Cleveland Hopkins debuts life-saving CPR training kiosk

Posted at 5:38 PM, Jul 24, 2017
and last updated 2017-07-24 17:42:02-04

Imagine being able to jump in and save a life - after training you got while waiting to catch a flight.

That is the basis for a new kiosk at Cleveland Hopkins International Airport.

Heart disease is the number one cause of death for both men and women in the United States. According to the Centers for Disease Control and Prevention, 735,000 Americans suffer a heart attack every year. Almost half of them happen outside the hospital.

Monday, the American Heart Association launched a Hands-Only CPR training kiosk at Hopkins.

“Actually doing it has proven to be more effective for people to retain the learning,” noted Toni Carlo, Cleveland Metro Executive Director of the American Heart Association.

“It is better to know it and never need it than to need it and not know it,” remarked airport director Robert Kennedy.

Every year, more than 350,000 cardiac arrests happen outside the hospital. Roughly 20 percent of them occur in public places, like airports.

Survival depends on immediately receiving CPR, which is why training is so vital.

“That's the key,” said Carlo. “Having access to learn it, having a guide to be able to learn it from a trusted source.”

The kiosk offers a training video, then a practice session, followed by a 30-second test on a mannequin. The kiosk gives participants feedback along the way, making sure they have the hand placement and compression rate down pat. The entire training takes about five minutes, equipping people to step in and help a heart attack victim, thereby doubling or even tripling their chance of survival.

“62 minutes went by before they got my heartbeat back,” recalled Christi Nelson.

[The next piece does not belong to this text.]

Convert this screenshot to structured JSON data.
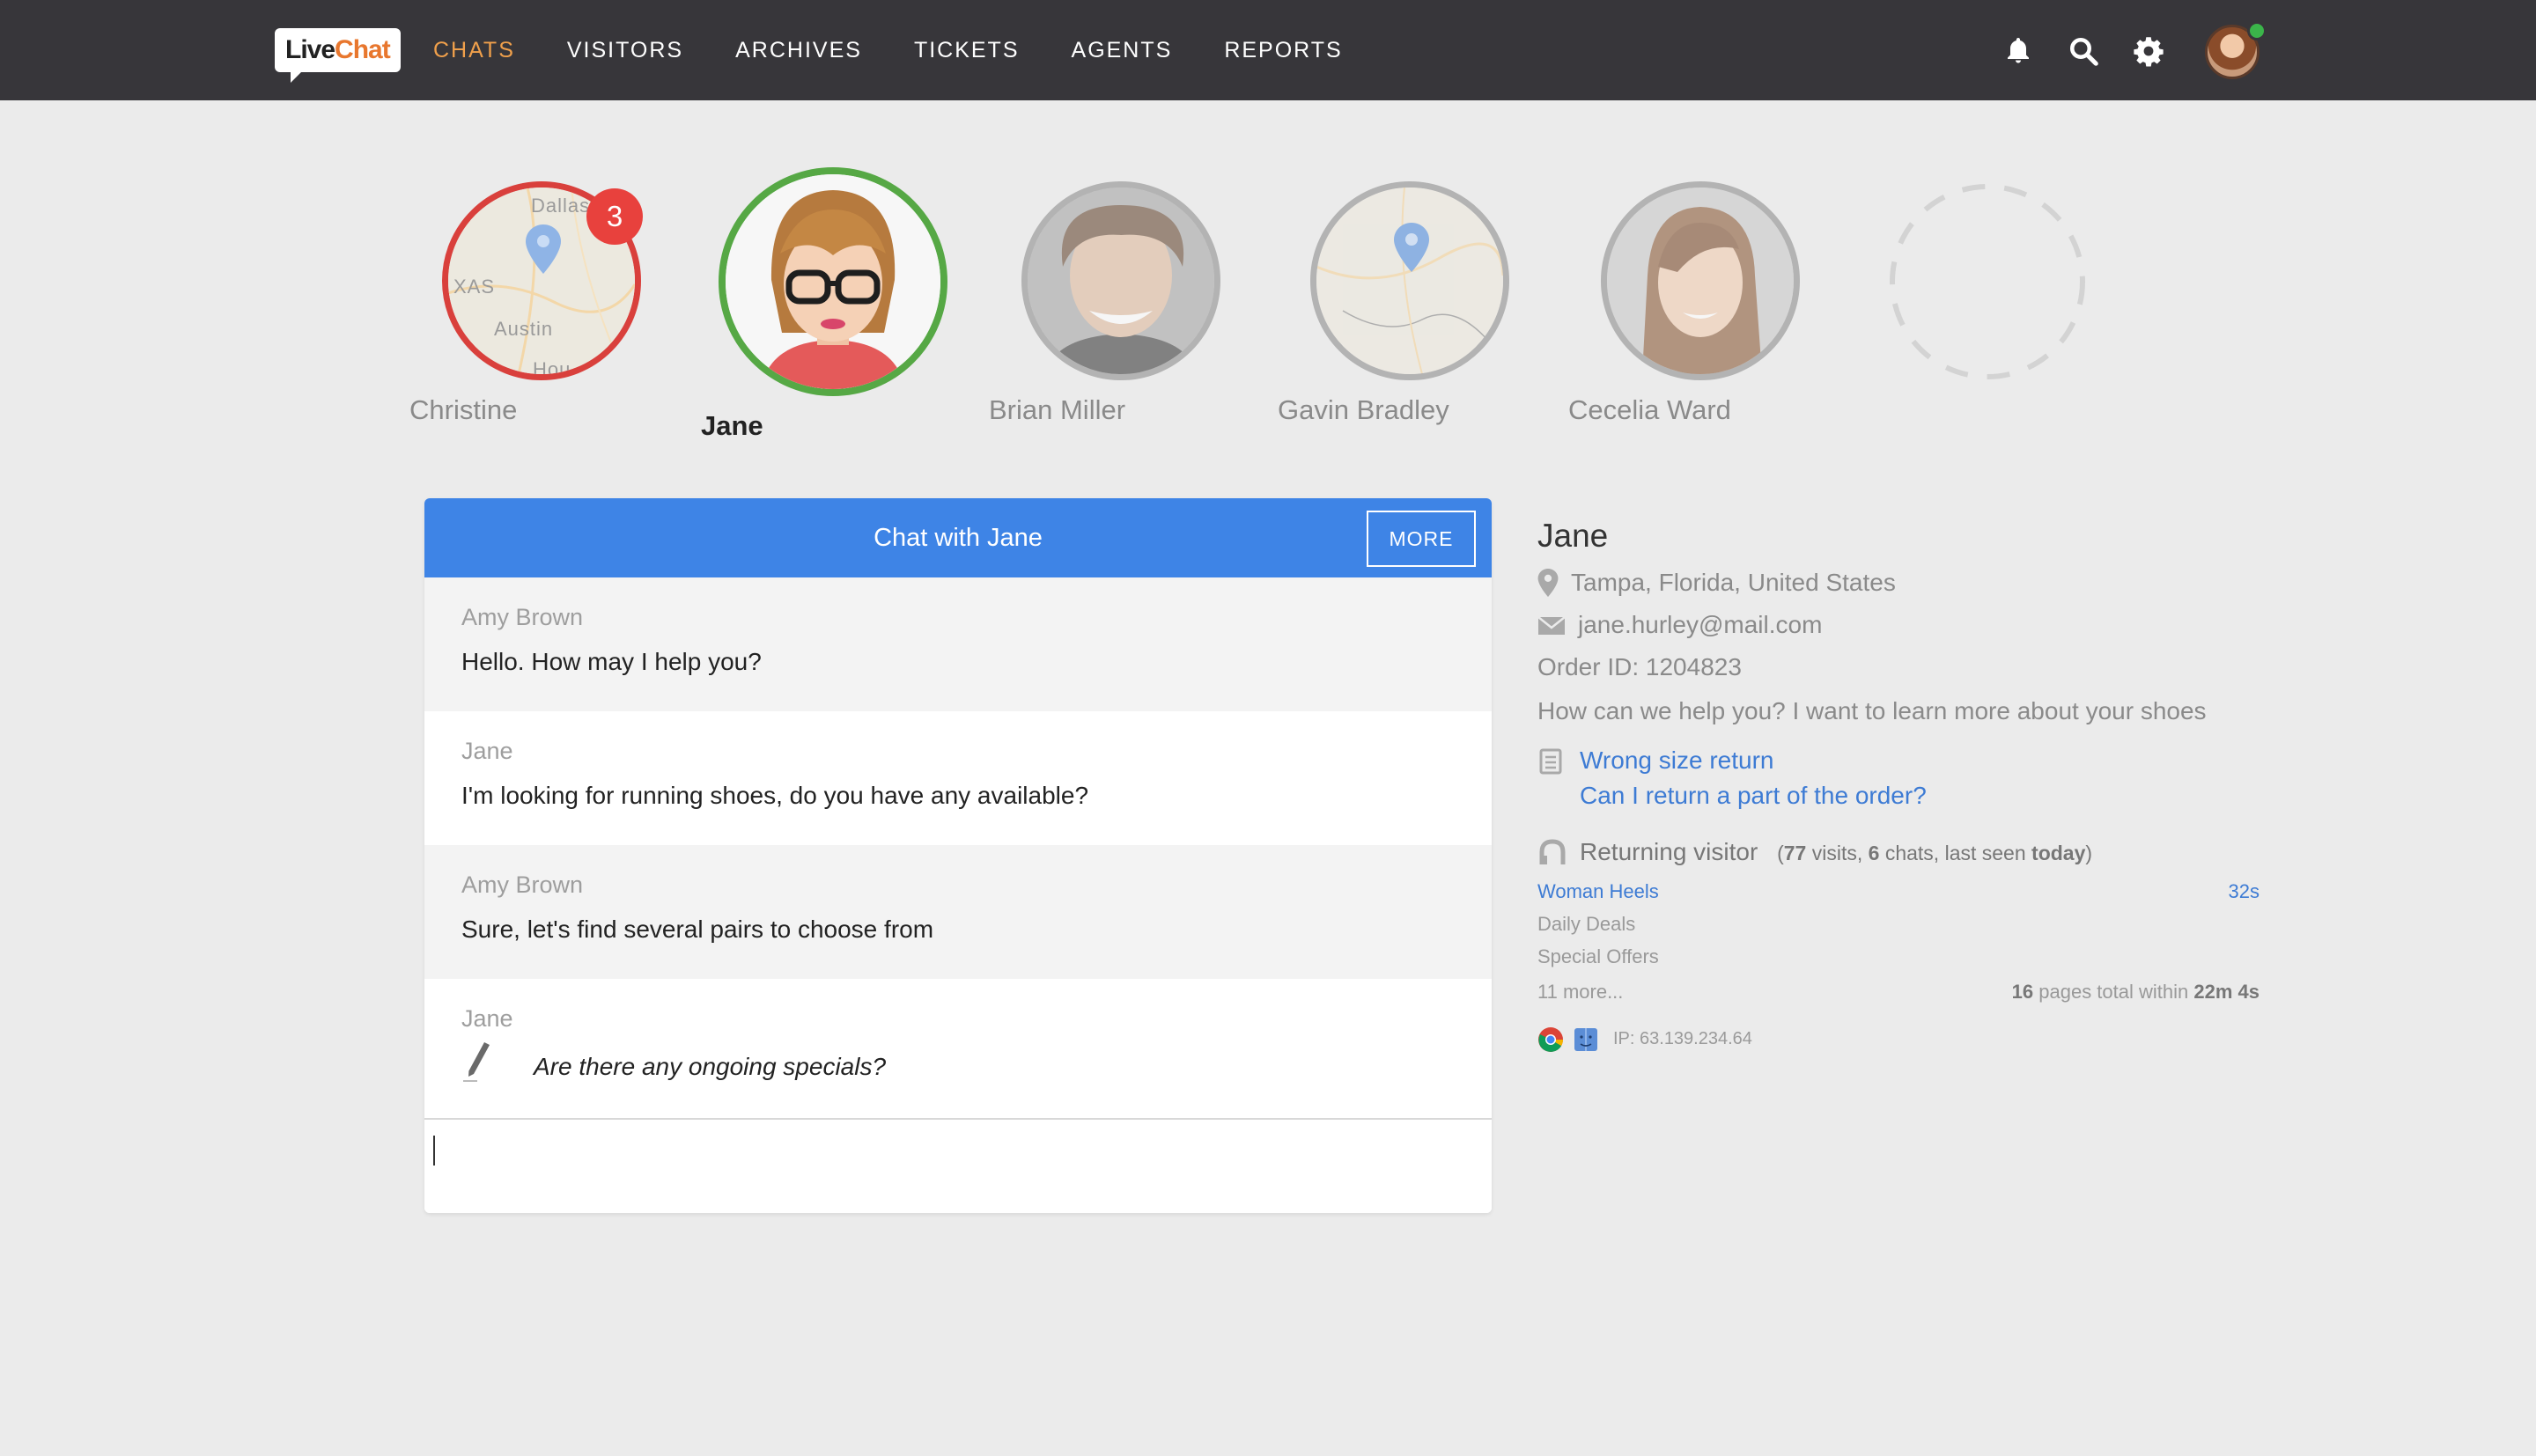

As a local heart attack survivor, she knows the importance of CPR training firsthand.

“The more people we can train and make aware of CPR and AEDs, the more lives we can save,” Nelson said.

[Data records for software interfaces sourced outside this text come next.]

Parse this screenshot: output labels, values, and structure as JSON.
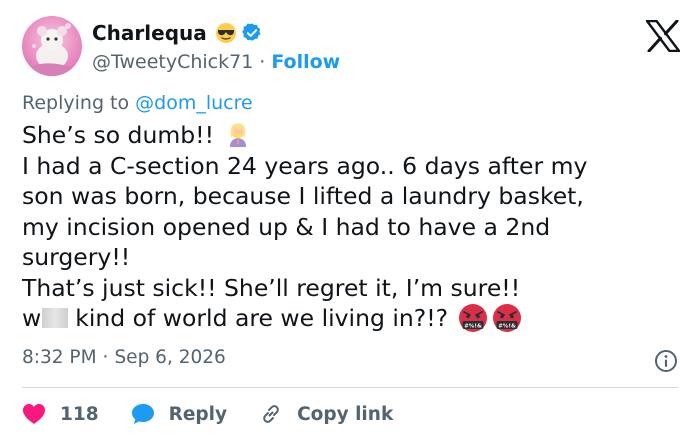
{
  "author": {
    "display_name": "Charlequa",
    "handle": "@TweetyChick71",
    "separator": "·",
    "follow_label": "Follow"
  },
  "reply_context": {
    "prefix": "Replying to",
    "mention": "@dom_lucre"
  },
  "tweet": {
    "line1": "She’s so dumb!!",
    "line2": "I had a C-section 24 years ago.. 6 days after my",
    "line3": "son was born, because I lifted a laundry basket,",
    "line4": "my incision opened up & I had to have a 2nd",
    "line5": "surgery!!",
    "line6": "That’s just sick!! She’ll regret it, I’m sure!!",
    "line7_start": "w",
    "line7_rest": "kind of world are we living in?!?"
  },
  "meta": {
    "time": "8:32 PM",
    "separator": "·",
    "date": "Sep 6, 2026"
  },
  "actions": {
    "likes": "118",
    "reply_label": "Reply",
    "copy_link_label": "Copy link"
  },
  "emoji_text": "#%!&",
  "colors": {
    "accent": "#1d9bf0",
    "like": "#f91880",
    "muted": "#536471"
  },
  "icons": [
    "sunglasses-emoji-icon",
    "verified-badge-icon",
    "x-logo-icon",
    "facepalm-emoji-icon",
    "cursing-face-emoji-icon",
    "info-icon",
    "heart-icon",
    "reply-bubble-icon",
    "link-icon"
  ]
}
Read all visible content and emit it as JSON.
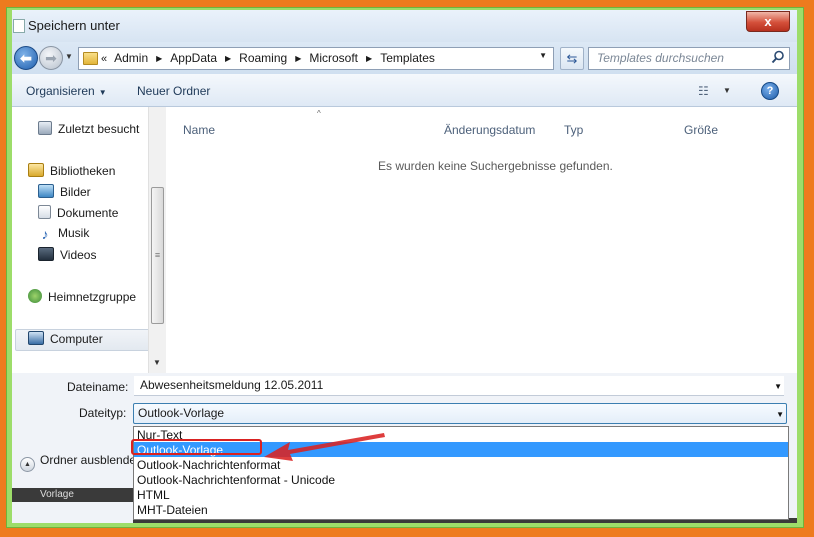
{
  "window": {
    "title": "Speichern unter",
    "close_glyph": "x"
  },
  "address": {
    "back_glyph": "⬅",
    "forward_glyph": "➡",
    "history_glyph": "▼",
    "lead_glyph": "«",
    "separator_glyph": "▶",
    "crumbs": [
      "Admin",
      "AppData",
      "Roaming",
      "Microsoft",
      "Templates"
    ],
    "dropdown_glyph": "▼",
    "refresh_glyph": "⇆",
    "search_placeholder": "Templates durchsuchen",
    "search_icon": "magnifier-icon"
  },
  "toolbar": {
    "organize_label": "Organisieren",
    "organize_chevron": "▼",
    "new_folder_label": "Neuer Ordner",
    "view_glyph": "☷",
    "view_dropdown_glyph": "▼",
    "help_glyph": "?"
  },
  "navigation": {
    "recent": "Zuletzt besucht",
    "libraries": "Bibliotheken",
    "pictures": "Bilder",
    "documents": "Dokumente",
    "music": "Musik",
    "music_glyph": "♪",
    "videos": "Videos",
    "homegroup": "Heimnetzgruppe",
    "computer": "Computer",
    "scroll_grip": "≡",
    "scroll_down_glyph": "▼"
  },
  "content": {
    "sort_caret": "^",
    "columns": {
      "name": "Name",
      "date": "Änderungsdatum",
      "type": "Typ",
      "size": "Größe"
    },
    "empty_message": "Es wurden keine Suchergebnisse gefunden."
  },
  "fields": {
    "filename_label": "Dateiname:",
    "filename_value": "Abwesenheitsmeldung 12.05.2011",
    "filetype_label": "Dateityp:",
    "filetype_value": "Outlook-Vorlage",
    "dropdown_glyph": "▼",
    "hide_folders_glyph": "▲",
    "hide_folders_label": "Ordner ausblende",
    "status_text": "Vorlage"
  },
  "filetype_options": [
    "Nur-Text",
    "Outlook-Vorlage",
    "Outlook-Nachrichtenformat",
    "Outlook-Nachrichtenformat - Unicode",
    "HTML",
    "MHT-Dateien"
  ],
  "selected_option_index": 1,
  "colors": {
    "outer_border": "#ee7b1e",
    "inner_border": "#9ddd6a",
    "selection": "#3399ff",
    "annotation": "#d92222"
  }
}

She was working at Akron Children's Hospital in 2006 when she collapsed and went into cardiac arrest. Co-workers started compressions as soon as they found her, then transferred her to Akron General.

After more than an hour with no heartbeat, Nelson was put into a coma. Her family was told she had less than a five percent chance of coming out of it, and a 100 percent chance of being in a vegetative state for the rest of her life if she did. Instead, after a tough fight, she lived to tell the story. In fact, 17 months after her heart attack, she became a mother.

“I'm so thankful for the people who did not give up on me and the people who performed CPR on me and gave me a second chance at life, so that I can now be a mom to my daughter,” noted Nelson.

Nelson said in the five minutes after she collapsed, five people walked by and left her.

“I don't think those people were being malicious,” she said. “I think people don't know what to do.”

“Now we have something that everybody can learn and we can make a difference each and every day,” Kennedy said.

Cleveland Hopkins says it had 8.5 million passengers come through its doors last year. That number is expected to be even higher this year. Airport officials say training people in life-saving measures like CPR is especially important as those numbers continue to grow.


CPR training kiosks are being installed at airports in Cincinnati and Orlando next month, which will bring the total to seven kiosks in the United States.